A leading music expert in Huddersfield has voiced fears over the town’s musical heritage.
Simon Jacobs, head of music at Greenhead College, is worried that future generations will not be able to uphold the magnificent musical traditions.
And Mr Jacobs summed it up when he said: “The implications for the future are simple. If we stop getting young people involved in music, in years to come, the music stops.”
Kirklees faces having to make millions of pounds in cuts to its budget and is looking at axing the £300,000 it currently gives the music school.
More than 7,000 students – both schoolchildren and adults – take lessons from 60 teachers.
Based in Huddersfield, the music school has centres at Netherhall Learning Campus in Huddersfield; Holmfirth High School; Colne Valley High School; Mirfield Free Grammar School; Shelley College; Whitcliffe Mount College, Cleckheaton; and Batley Salvation Army HQ.
Mr Jacobs said: “At Greenhead we have a large cohort of students studying music and music technology at A-level.
“This is, in part, due to the hard work that goes on in the seven music centres across Kirklees.

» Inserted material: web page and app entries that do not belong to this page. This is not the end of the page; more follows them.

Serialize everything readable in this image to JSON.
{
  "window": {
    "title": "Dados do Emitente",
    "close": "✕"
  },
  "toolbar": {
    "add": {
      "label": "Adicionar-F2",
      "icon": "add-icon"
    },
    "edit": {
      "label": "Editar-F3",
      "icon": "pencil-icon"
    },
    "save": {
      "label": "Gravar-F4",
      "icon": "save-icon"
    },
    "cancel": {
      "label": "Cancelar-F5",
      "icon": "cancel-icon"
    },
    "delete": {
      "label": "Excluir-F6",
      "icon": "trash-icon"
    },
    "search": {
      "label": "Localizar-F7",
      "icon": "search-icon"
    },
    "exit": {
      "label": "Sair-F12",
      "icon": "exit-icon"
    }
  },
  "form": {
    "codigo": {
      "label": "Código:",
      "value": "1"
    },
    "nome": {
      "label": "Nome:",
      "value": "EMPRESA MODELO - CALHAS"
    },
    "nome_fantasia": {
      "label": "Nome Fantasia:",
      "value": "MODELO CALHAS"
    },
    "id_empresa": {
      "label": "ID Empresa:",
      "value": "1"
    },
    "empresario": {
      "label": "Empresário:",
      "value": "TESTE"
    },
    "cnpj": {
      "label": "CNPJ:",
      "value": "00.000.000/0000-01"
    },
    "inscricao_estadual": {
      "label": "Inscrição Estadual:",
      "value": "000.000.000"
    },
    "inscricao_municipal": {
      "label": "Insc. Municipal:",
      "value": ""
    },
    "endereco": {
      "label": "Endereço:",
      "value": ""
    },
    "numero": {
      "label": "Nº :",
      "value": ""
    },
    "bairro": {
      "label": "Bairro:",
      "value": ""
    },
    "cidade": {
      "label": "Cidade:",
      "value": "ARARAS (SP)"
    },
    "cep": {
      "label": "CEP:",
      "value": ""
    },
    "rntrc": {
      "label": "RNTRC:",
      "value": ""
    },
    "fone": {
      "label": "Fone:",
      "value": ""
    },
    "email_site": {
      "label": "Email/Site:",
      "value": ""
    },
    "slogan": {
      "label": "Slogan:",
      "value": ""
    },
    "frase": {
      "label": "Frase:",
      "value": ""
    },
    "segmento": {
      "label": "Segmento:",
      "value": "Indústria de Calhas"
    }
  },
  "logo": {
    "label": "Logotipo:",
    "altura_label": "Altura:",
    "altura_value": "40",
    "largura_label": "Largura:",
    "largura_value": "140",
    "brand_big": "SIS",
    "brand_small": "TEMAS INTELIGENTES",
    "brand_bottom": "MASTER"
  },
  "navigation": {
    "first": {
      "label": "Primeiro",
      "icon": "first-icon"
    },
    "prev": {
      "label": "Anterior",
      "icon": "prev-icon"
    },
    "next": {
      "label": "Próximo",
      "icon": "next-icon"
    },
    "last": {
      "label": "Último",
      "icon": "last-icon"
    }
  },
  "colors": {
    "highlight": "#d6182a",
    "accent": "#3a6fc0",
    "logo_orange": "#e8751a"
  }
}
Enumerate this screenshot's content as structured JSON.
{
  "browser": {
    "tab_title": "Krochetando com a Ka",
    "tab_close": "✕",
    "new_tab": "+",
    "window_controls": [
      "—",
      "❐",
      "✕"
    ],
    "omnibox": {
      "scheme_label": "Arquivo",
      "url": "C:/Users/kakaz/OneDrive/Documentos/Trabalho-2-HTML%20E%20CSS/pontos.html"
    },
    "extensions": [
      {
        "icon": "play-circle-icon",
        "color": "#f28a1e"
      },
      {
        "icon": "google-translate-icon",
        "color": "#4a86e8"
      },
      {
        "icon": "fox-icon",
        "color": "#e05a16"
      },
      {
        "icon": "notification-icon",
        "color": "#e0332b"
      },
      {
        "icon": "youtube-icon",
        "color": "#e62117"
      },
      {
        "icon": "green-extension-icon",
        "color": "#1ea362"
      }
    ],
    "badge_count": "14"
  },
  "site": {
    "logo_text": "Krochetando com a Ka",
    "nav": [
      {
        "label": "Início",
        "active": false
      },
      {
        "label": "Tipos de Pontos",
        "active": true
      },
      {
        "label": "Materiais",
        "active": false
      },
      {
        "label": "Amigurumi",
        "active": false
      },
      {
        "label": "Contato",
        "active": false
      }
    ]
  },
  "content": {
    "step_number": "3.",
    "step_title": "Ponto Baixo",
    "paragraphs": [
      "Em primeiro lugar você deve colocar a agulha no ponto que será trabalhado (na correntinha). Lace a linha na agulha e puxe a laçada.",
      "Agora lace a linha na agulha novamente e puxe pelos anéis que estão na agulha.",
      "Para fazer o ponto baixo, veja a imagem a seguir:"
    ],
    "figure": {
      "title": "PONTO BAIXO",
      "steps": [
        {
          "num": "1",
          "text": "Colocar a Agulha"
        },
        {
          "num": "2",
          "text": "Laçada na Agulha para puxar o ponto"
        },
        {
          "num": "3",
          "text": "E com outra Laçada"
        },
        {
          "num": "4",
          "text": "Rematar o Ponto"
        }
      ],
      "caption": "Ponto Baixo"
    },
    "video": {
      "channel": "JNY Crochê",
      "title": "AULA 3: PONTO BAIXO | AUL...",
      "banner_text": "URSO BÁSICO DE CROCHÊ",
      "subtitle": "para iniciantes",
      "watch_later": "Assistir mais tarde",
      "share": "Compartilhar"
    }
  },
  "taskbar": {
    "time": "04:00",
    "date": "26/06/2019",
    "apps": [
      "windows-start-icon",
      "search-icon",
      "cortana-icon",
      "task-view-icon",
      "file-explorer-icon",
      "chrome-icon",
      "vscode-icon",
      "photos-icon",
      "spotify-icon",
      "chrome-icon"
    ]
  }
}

These centres are essential for getting younger students enthusiastic and involved in making music.
“Learning to play and particularly how to play within an ensemble are essential in generating enthusiasm when starting to play an instrument.
“If some of these centres are axed I am extremely concerned about the numbers of students who will be getting enthusiastic about music at a young age across Kirklees.
“This in turn, of course, could affect our numbers studying music in years to come.
“Performance and performing within an ensemble are essential skills for young musicians studying at GCSE and at A-level.
“The work of these centres is a fantastic supplement to schools and colleges across Kirklees in helping our students to achieve the very best results in their music examinations.
“Many of our students studying music at A-level decide to pursue music at university or conservatoire level. Last year we had students leaving Greenhead to study at The Guildhall School of Music, The Royal College of Music, Birmingham Conservatoire and The Royal Northern College of Music.
“All of these students had been involved with one of the Kirklees music centres at some point during their musical development. That statistic itself should give you a good understanding of the calibre of students being produced under the present system.
“Huddersfield and its surrounding area has a large and significant musical heritage. There is so much music making in these valleys! The implications for the future are simple. If we stop getting young people involved in music, in years to come, the music stops.”
Mr McGrath and Mr Jacobs have sent a letter to Kirklees about their concerns.
Mr McGrath added: “We have worked in other parts of the country where the music centres have not been of the standard of Kirklees (due to funding cuts) and can assure you this has a direct correlation with how successful the students are in schools and colleges.
“With the proposed funding cuts we worry that our young people will lose out on the some of the fantastic opportunities currently afforded to them.
“We also worry for the long term impact this will have upon the musical community in West Yorkshire.”